The most valid reason to not purchase firecrackers is that they are simply not a necessary buy. We can all do without these dangerous explosives. They are expensive and the thrill of bursting firecrackers is not worth the money that we spend on them. If you’re looking for another way to spend all that money, it would be more wise to give it to someone in need and donate to charities. There are always better investments for your hard earned money.
5. Noise pollution
Firecrackers can be of different types, there are the sparklers and then there are chain bombs. Bombs create a loud explosive sound, imagine hundreds of these strapped together and ready to explode one after the other. Just the thought of those dampens our Diwali spirits. What pleasure could one obtain from a series of loud explosions? It is an absolute nightmare when you are woken up by these sounds on the mornings preceding and succeeding the day of Diwali. Let’s awaken our humanity and care for the ones around us this festive season. Spare old people and new borns from the torturous explosive sounds and promote a noise free Diwali.
4. Child labour promotion
Child labourers have been employed in the Indian fireworks industry since decades.

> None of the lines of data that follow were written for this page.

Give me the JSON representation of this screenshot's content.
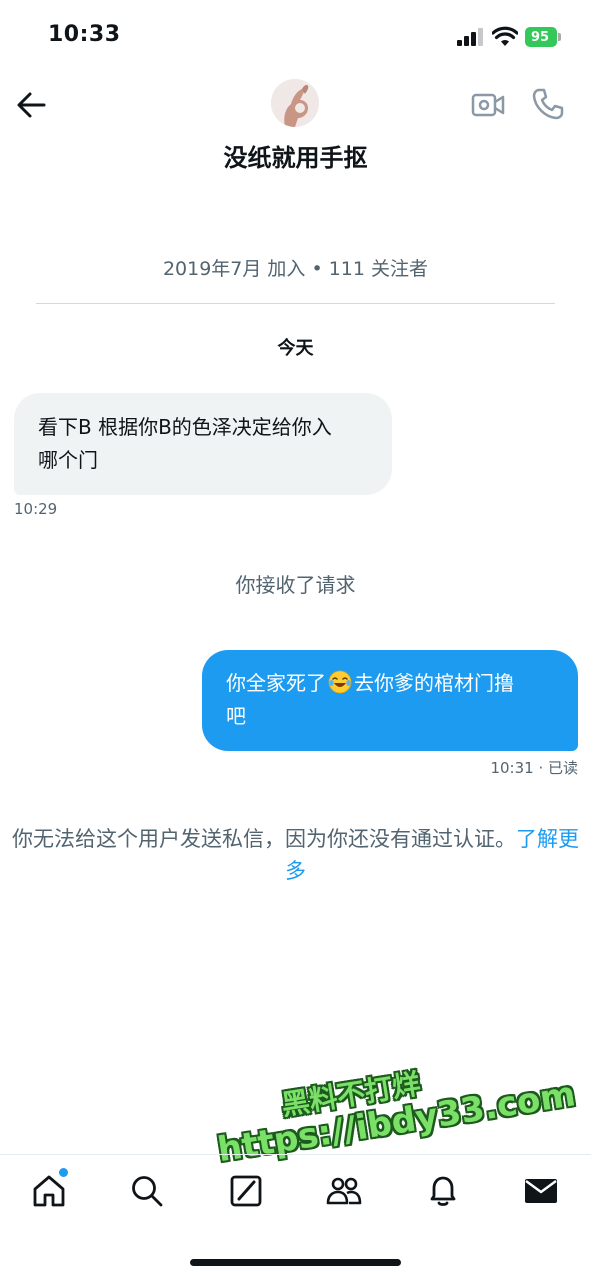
{
  "status_bar": {
    "time": "10:33",
    "battery": "95",
    "icons": [
      "signal-icon",
      "wifi-icon",
      "battery-icon"
    ]
  },
  "header": {
    "contact_name": "没纸就用手抠",
    "icons": [
      "back-arrow-icon",
      "video-call-icon",
      "phone-call-icon"
    ]
  },
  "profile_meta": "2019年7月 加入 • 111 关注者",
  "date_label": "今天",
  "messages": [
    {
      "direction": "incoming",
      "lines": [
        "看下B 根据你B的色泽决定给你入",
        "哪个门"
      ],
      "time": "10:29"
    },
    {
      "direction": "outgoing",
      "text_before_emoji": "你全家死了",
      "emoji": "face-with-tears-of-joy",
      "text_after_emoji": "去你爹的棺材门撸",
      "text_line2": "吧",
      "time": "10:31 · 已读"
    }
  ],
  "system_message": "你接收了请求",
  "notice": {
    "text": "你无法给这个用户发送私信，因为你还没有通过认证。",
    "link": "了解更多"
  },
  "watermark": {
    "line1": "黑料不打烊",
    "line2": "https://ibdy33.com"
  },
  "tab_bar": {
    "tabs": [
      "home",
      "search",
      "compose",
      "communities",
      "notifications",
      "messages"
    ],
    "active": "messages"
  },
  "colors": {
    "accent": "#1d9bf0",
    "incoming_bubble": "#eff3f4",
    "secondary_text": "#536471",
    "battery": "#34c759",
    "watermark": "#7be068"
  }
}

Sivakasi, a town in the Virudhunagar District of Tamil Nadu is synonymous with child labour. In the fireworks unit, the children are exposed to direct contact with various chemicals. No safety gear is given to them. Their hands are exposed to sulphur, gunpowder and aluminium powder which results in the scalding of skin. Children suffer from mental illnesses due to the stress of their work and the inhuman working conditions. In the last few years, 237 people have died in Sivakasi due to the absence of safety norms, most of them were children. The firecrackers we purchase today could be the reason why a factory employs a child labourer in the future. The parents of these children force them to work and they don’t have anyone to stand up for them. We might not be able to help them directly, but a little step today could save a child’s future tomorrow. Start the change and stop the purchase of firecrackers.

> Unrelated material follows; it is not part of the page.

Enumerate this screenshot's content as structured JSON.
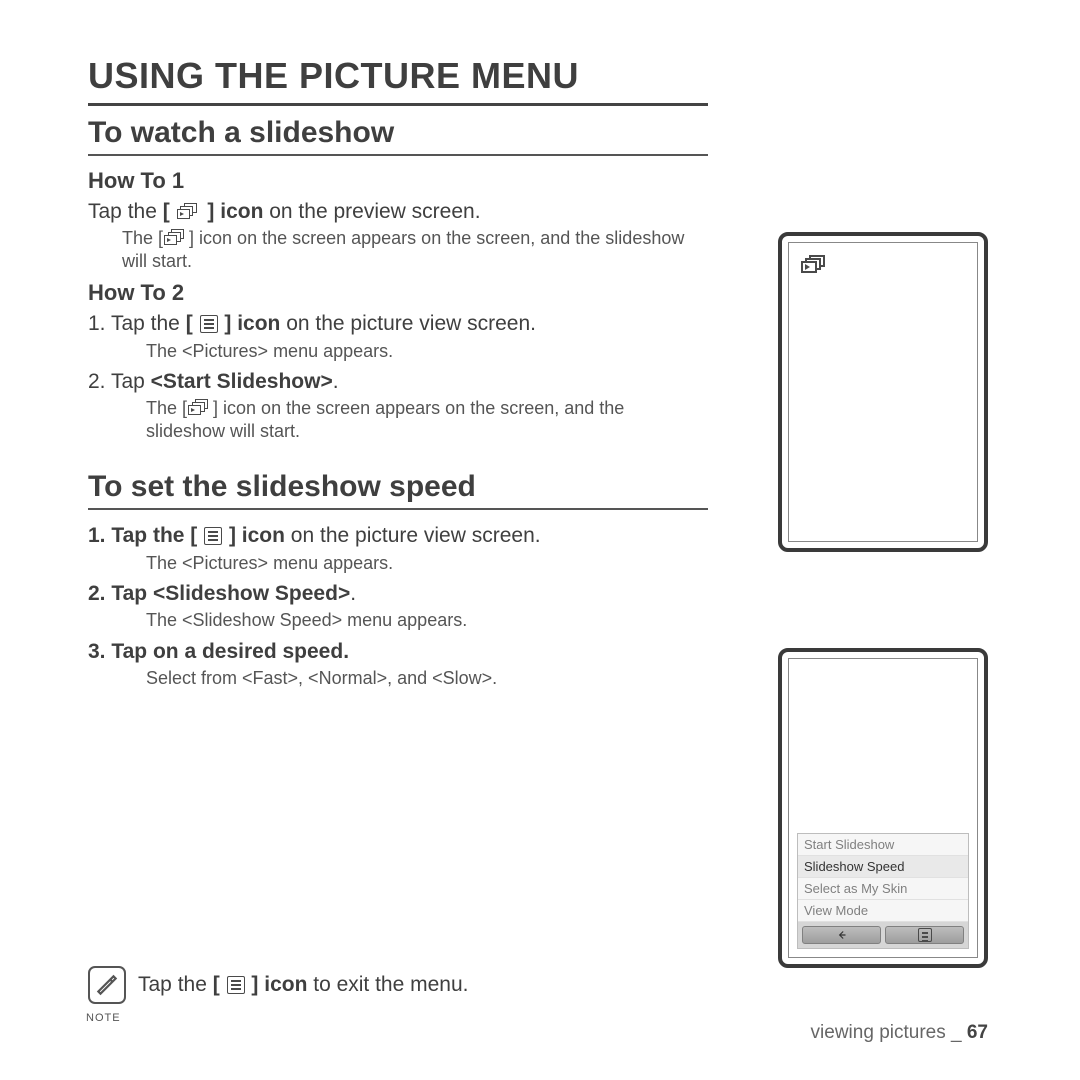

Children are the most excited during Diwali and love to burst firecrackers. Without a second thought, parents send their children to play with friends and burst crackers. One distraction could cause serious injuries that the children might have to live with for the rest of their lives. Caution is required while handling fireworks, sometimes even adults suffer from injuries due to negligence and ignorance to safety precautions. A good safety tip is to not wear clothing that can easily catch on fire in case of an accident.
2. Smog and air pollution

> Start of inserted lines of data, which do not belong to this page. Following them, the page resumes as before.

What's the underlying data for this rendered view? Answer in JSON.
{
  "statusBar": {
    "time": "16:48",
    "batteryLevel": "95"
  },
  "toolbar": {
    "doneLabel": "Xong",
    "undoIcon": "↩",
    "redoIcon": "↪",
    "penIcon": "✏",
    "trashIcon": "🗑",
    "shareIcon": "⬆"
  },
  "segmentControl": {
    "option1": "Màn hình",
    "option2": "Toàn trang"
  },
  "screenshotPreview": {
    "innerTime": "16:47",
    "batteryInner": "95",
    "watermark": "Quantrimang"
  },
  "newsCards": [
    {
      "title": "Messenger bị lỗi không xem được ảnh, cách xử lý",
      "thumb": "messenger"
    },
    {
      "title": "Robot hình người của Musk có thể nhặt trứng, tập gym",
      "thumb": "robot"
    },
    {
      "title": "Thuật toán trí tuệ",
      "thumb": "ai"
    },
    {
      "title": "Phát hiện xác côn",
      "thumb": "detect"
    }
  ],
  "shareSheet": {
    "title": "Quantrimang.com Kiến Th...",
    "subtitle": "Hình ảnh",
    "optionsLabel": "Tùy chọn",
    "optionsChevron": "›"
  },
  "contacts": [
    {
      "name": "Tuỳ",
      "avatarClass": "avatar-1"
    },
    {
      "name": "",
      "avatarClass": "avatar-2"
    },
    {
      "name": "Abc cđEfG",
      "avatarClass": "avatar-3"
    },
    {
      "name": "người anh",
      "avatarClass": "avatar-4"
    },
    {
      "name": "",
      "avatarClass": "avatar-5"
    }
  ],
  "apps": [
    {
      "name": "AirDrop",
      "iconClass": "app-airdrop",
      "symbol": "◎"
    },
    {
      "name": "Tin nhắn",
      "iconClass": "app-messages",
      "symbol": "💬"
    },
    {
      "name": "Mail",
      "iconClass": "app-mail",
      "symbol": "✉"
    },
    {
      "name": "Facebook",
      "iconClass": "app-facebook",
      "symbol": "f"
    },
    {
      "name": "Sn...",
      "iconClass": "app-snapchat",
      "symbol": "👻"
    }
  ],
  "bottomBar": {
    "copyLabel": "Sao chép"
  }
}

A study shows the pollution levels in Delhi during Diwali went up by 30 percent. City authorities were advising people to stay indoors as the capital city choked on smog after Diwali and they were unable to keep the pollution under control. The entire nation faces a short term variation in air quality post-Diwali. The festive season seems to be a bad time for people suffering from asthma and other respiratory diseases. Levels of pollutants, such as sulphur dioxide (SO2) and nitrogen dioxide (NO2), seem to be on the rise. Colour crackers are known to be worse for the environment since they cause toxic pollution due to the presence of heavy metals.
1. Global warming
There are various contributors to global warming during Diwali. The alarmingly high consumption of electricity is the most prominent of them. All buildings are lit up with fairy lights or lights with larger bulbs, consuming more electricity. The firecrackers cause large emissions of carbon dioxide (CO2) gas which can easily be avoided by banning the use of firecrackers.
It is necessary to spread the knowledge of the harmful effects of firecrackers. The government too should take necessary steps to curb the production and use of firecrackers. The first step towards a healthier environment, starts with your conscious decision to not purchase firecrackers this Diwali.